ADA issues new diabetes guidelines for physical activity and exercise
The ADA releases its first independent recommendations on physical activity and exercise for all patients with diabetes.
The American Diabetes Association (ADA) has issued updated guidelines for all patients with diabetes regarding regular, structured physical exercise. The report, published in Diabetes Care, includes a recommendation of 3 or more minutes of light activity, such as walking, leg extensions, or overhead arm stretches, every 30 minutes during prolonged sedentary activities to improve blood sugar management, particularly for patients with type 2 diabetes.
The new guidelines are the first time that the ADA has issued independent, comprehensive recommendations on physical activity and exercise for all patients with diabetes, including type 1, type 2, and gestational diabetes, as well as prediabetes.
“These updated guidelines are intended to ensure everyone continues to physically move around throughout the day—at least every 30 minutes—to improve blood glucose management,” stated Sheri R. Colberg-Ochs, PhD, FACSM, consultant/director of physical fitness for the ADA and lead author of the guidelines. “This movement should be in addition to regular exercise, as it is highly recommended for people with diabetes to be active. Since incorporating more daily physical activity can mean different things to different people with diabetes, these guidelines offer excellent suggestions on what to do, why to do it, and how to do it safely.”
The ADA's position statement is based on a review of more than 180 papers of the most recent diabetes research and includes input from leaders in diabetes and exercise physiology from the United States, Canada, and Australia.
The recommendations, with the ADA's grade for each, are as follows:Table 1. Benefits of and recommendations for reduced sedentary time
|All adults, particularly those with type 2 diabetes, should decrease the amount of time spent in daily sedentary behavior.Grade B|
|Prolonged sitting should be interrupted with bouts of light activity every 30 minutes for blood glucose benefits, at least in adults with type 2 diabetes. Grade C|
|The above 2 recommendations are additional to, and not a replacement for, increased structured exercise and incidental movement. Grade C|
Table 2. Physical activity and type 2 diabetes
|Daily exercise, or at least not allowing more than 2 days to elapse between exercise sessions, is recommended to enhance insulin action. Grade B|

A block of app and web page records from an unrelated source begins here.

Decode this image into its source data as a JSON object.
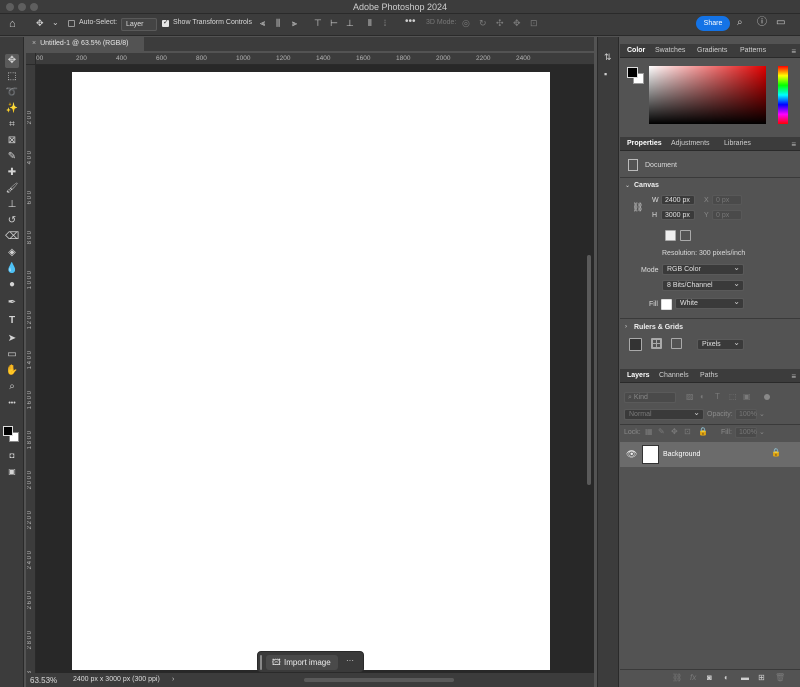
{
  "app": {
    "title": "Adobe Photoshop 2024"
  },
  "options_bar": {
    "auto_select_label": "Auto-Select:",
    "auto_select_target": "Layer",
    "show_transform_label": "Show Transform Controls",
    "mode_3d_label": "3D Mode:",
    "share_label": "Share"
  },
  "document": {
    "tab_title": "Untitled-1 @ 63.5% (RGB/8)",
    "zoom": "63.53%",
    "info": "2400 px x 3000 px (300 ppi)"
  },
  "rulers": {
    "top": [
      "00",
      "200",
      "400",
      "600",
      "800",
      "1000",
      "1200",
      "1400",
      "1600",
      "1800",
      "2000",
      "2200",
      "2400"
    ],
    "left": [
      "2 0 0",
      "4 0 0",
      "6 0 0",
      "8 0 0",
      "1 0 0 0",
      "1 2 0 0",
      "1 4 0 0",
      "1 6 0 0",
      "1 8 0 0",
      "2 0 0 0",
      "2 2 0 0",
      "2 4 0 0",
      "2 6 0 0",
      "2 8 0 0",
      "3"
    ]
  },
  "context_bar": {
    "import_label": "Import image",
    "more_label": "···"
  },
  "color_panel": {
    "tabs": [
      "Color",
      "Swatches",
      "Gradients",
      "Patterns"
    ],
    "foreground": "#000000",
    "background": "#ffffff"
  },
  "properties_panel": {
    "tabs": [
      "Properties",
      "Adjustments",
      "Libraries"
    ],
    "doc_label": "Document",
    "canvas_section": "Canvas",
    "w_label": "W",
    "w_value": "2400 px",
    "h_label": "H",
    "h_value": "3000 px",
    "x_label": "X",
    "x_value": "0 px",
    "y_label": "Y",
    "y_value": "0 px",
    "resolution": "Resolution: 300 pixels/inch",
    "mode_label": "Mode",
    "mode_value": "RGB Color",
    "bits_value": "8 Bits/Channel",
    "fill_label": "Fill",
    "fill_value": "White",
    "rulers_section": "Rulers & Grids",
    "units_value": "Pixels"
  },
  "layers_panel": {
    "tabs": [
      "Layers",
      "Channels",
      "Paths"
    ],
    "search_placeholder": "Kind",
    "blend_mode": "Normal",
    "opacity_label": "Opacity:",
    "opacity_value": "100%",
    "lock_label": "Lock:",
    "fill_label": "Fill:",
    "fill_value": "100%",
    "layer_name": "Background"
  }
}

|Adults with type 2 diabetes should ideally perform both aerobic and resistance exercise training for optimal glycemic and health outcomes. Grade C|
|Children and adolescents with type 2 diabetes should be encouraged to meet the same physical activity goals set for youth in general. Grade C|
|Structured lifestyle interventions that include at least 150 min/week of physical activity and dietary changes resulting in weight loss of 5% to 7% are recommended to prevent or delay the onset of type 2 diabetes in populations at high risk and with prediabetes. Grade A|
Table 3. Physical activity and type 1 diabetes
|Youth and adults with type 1 diabetes can benefit from being physically active, and activity should be recommended to all. Grade B|
|Blood glucose responses to physical activity in all people with type 1 diabetes are highly variable based on activity type or timing and require different adjustments. Grade B|
|Additional carbohydrate intake and/or insulin reductions are typically required to maintain glycemic balance during and after physical activity. Frequent blood glucose checks are required to implement carbohydrate intake and insulin dose adjustment strategies. Grade B|
|Insulin users can exercise using either basal-bolus injection regimens or insulin pumps, but there are advantages and disadvantages to both insulin delivery methods. Grade C|
|Continuous glucose monitoring during physical activity can be used to detect hypoglycemia when used as an adjunct rather than in place of capillary glucose tests. Grade C|